START DATA LISTING

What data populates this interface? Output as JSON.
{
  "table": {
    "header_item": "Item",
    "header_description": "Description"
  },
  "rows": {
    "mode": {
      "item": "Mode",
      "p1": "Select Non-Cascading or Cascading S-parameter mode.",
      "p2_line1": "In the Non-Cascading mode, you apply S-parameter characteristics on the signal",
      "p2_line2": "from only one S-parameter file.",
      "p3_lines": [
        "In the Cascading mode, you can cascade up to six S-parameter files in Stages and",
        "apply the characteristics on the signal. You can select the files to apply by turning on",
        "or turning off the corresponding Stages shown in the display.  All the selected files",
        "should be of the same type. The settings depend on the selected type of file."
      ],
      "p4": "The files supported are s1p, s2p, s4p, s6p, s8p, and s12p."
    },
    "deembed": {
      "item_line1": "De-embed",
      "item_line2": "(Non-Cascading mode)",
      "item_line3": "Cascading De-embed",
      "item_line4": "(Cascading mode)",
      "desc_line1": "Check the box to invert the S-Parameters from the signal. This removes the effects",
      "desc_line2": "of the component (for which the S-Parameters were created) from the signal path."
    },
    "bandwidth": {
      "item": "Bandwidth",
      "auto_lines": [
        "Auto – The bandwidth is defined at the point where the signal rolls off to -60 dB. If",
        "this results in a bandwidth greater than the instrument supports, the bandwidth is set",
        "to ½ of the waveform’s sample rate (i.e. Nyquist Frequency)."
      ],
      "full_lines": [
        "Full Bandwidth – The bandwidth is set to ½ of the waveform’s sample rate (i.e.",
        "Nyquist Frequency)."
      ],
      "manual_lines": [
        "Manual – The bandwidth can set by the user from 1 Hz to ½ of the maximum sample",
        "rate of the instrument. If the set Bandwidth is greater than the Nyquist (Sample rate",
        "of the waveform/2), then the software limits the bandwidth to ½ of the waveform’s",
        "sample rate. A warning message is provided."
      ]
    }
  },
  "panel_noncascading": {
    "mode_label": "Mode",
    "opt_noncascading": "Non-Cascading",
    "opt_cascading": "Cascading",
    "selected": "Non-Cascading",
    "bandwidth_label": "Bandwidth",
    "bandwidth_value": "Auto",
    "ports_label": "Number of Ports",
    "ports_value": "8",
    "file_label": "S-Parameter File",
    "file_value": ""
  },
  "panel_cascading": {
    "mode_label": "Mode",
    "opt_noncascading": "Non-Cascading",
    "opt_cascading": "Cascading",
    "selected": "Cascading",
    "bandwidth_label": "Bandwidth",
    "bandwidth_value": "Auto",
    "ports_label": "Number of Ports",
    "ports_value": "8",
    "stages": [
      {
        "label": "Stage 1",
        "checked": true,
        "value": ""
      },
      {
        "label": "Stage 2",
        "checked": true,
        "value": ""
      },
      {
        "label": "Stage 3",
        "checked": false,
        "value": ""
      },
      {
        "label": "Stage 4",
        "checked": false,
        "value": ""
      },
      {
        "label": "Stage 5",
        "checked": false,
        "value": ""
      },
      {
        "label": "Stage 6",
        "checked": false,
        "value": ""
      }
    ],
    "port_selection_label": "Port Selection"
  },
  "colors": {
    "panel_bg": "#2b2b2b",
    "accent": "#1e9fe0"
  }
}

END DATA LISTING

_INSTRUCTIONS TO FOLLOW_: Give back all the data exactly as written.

_TASK SOLUTION_:
What data populates this interface? Output as JSON.
{
  "table": {
    "header_item": "Item",
    "header_description": "Description"
  },
  "rows": {
    "mode": {
      "item": "Mode",
      "p1": "Select Non-Cascading or Cascading S-parameter mode.",
      "p2_line1": "In the Non-Cascading mode, you apply S-parameter characteristics on the signal",
      "p2_line2": "from only one S-parameter file.",
      "p3_lines": [
        "In the Cascading mode, you can cascade up to six S-parameter files in Stages and",
        "apply the characteristics on the signal. You can select the files to apply by turning on",
        "or turning off the corresponding Stages shown in the display.  All the selected files",
        "should be of the same type. The settings depend on the selected type of file."
      ],
      "p4": "The files supported are s1p, s2p, s4p, s6p, s8p, and s12p."
    },
    "deembed": {
      "item_line1": "De-embed",
      "item_line2": "(Non-Cascading mode)",
      "item_line3": "Cascading De-embed",
      "item_line4": "(Cascading mode)",
      "desc_line1": "Check the box to invert the S-Parameters from the signal. This removes the effects",
      "desc_line2": "of the component (for which the S-Parameters were created) from the signal path."
    },
    "bandwidth": {
      "item": "Bandwidth",
      "auto_lines": [
        "Auto – The bandwidth is defined at the point where the signal rolls off to -60 dB. If",
        "this results in a bandwidth greater than the instrument supports, the bandwidth is set",
        "to ½ of the waveform’s sample rate (i.e. Nyquist Frequency)."
      ],
      "full_lines": [
        "Full Bandwidth – The bandwidth is set to ½ of the waveform’s sample rate (i.e.",
        "Nyquist Frequency)."
      ],
      "manual_lines": [
        "Manual – The bandwidth can set by the user from 1 Hz to ½ of the maximum sample",
        "rate of the instrument. If the set Bandwidth is greater than the Nyquist (Sample rate",
        "of the waveform/2), then the software limits the bandwidth to ½ of the waveform’s",
        "sample rate. A warning message is provided."
      ]
    }
  },
  "panel_noncascading": {
    "mode_label": "Mode",
    "opt_noncascading": "Non-Cascading",
    "opt_cascading": "Cascading",
    "selected": "Non-Cascading",
    "bandwidth_label": "Bandwidth",
    "bandwidth_value": "Auto",
    "ports_label": "Number of Ports",
    "ports_value": "8",
    "file_label": "S-Parameter File",
    "file_value": ""
  },
  "panel_cascading": {
    "mode_label": "Mode",
    "opt_noncascading": "Non-Cascading",
    "opt_cascading": "Cascading",
    "selected": "Cascading",
    "bandwidth_label": "Bandwidth",
    "bandwidth_value": "Auto",
    "ports_label": "Number of Ports",
    "ports_value": "8",
    "stages": [
      {
        "label": "Stage 1",
        "checked": true,
        "value": ""
      },
      {
        "label": "Stage 2",
        "checked": true,
        "value": ""
      },
      {
        "label": "Stage 3",
        "checked": false,
        "value": ""
      },
      {
        "label": "Stage 4",
        "checked": false,
        "value": ""
      },
      {
        "label": "Stage 5",
        "checked": false,
        "value": ""
      },
      {
        "label": "Stage 6",
        "checked": false,
        "value": ""
      }
    ],
    "port_selection_label": "Port Selection"
  },
  "colors": {
    "panel_bg": "#2b2b2b",
    "accent": "#1e9fe0"
  }
}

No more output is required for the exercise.